[Opening Exercise inputs section]

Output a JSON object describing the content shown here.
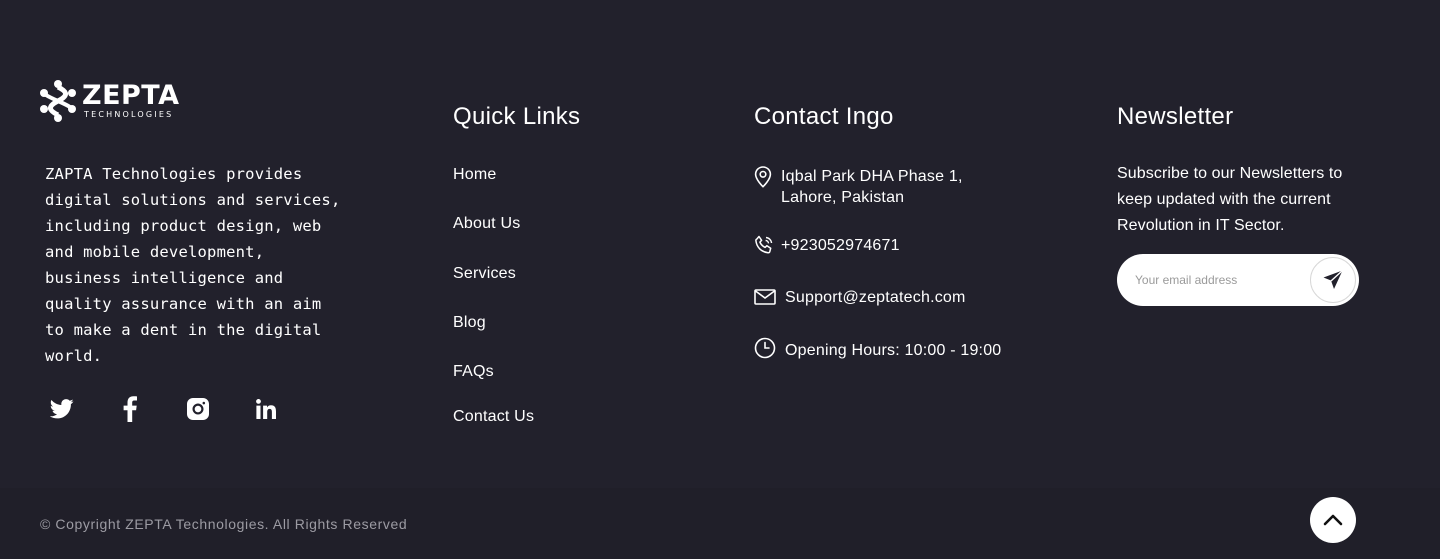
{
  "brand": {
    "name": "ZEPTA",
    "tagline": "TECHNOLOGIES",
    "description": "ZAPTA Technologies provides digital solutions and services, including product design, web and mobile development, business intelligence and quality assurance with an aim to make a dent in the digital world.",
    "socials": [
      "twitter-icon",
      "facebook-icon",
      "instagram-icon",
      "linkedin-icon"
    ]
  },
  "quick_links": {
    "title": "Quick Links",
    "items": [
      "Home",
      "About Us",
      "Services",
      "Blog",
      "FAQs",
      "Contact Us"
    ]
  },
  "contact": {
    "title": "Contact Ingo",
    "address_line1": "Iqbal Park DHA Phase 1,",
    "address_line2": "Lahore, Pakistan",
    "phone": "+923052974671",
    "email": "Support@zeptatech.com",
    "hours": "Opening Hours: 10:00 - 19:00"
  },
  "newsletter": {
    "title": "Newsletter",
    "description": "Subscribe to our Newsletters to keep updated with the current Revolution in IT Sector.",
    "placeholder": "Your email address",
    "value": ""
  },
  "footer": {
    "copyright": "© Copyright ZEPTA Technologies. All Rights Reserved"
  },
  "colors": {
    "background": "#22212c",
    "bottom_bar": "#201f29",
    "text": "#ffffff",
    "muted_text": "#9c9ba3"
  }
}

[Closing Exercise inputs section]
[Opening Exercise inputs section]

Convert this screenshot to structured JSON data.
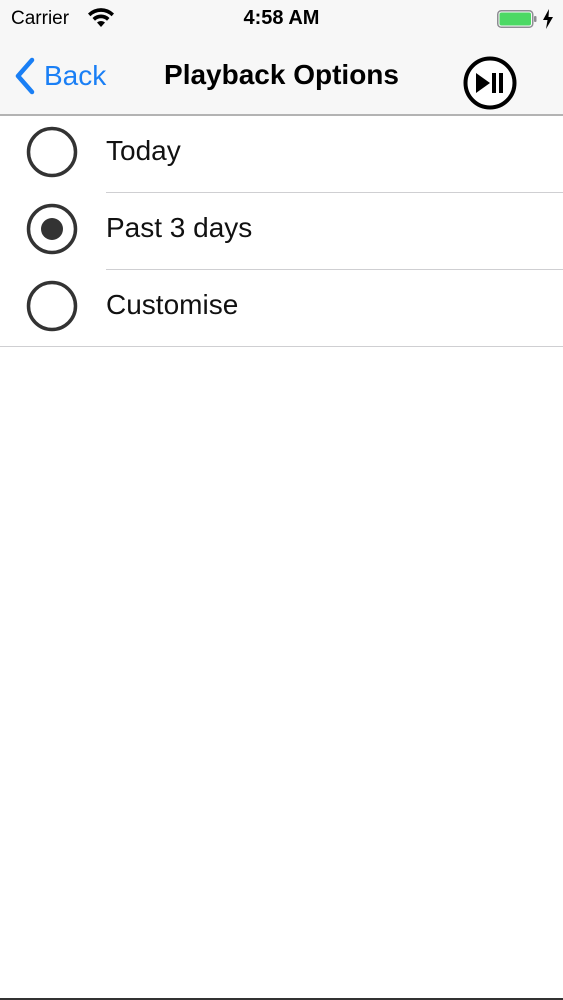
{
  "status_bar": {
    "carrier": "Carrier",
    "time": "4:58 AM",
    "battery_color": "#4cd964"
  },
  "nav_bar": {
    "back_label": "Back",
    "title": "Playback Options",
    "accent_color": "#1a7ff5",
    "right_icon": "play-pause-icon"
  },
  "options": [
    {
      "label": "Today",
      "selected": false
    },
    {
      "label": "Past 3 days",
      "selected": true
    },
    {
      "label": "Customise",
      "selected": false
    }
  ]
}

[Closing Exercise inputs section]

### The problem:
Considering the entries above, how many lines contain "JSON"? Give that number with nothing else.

### Task response:
2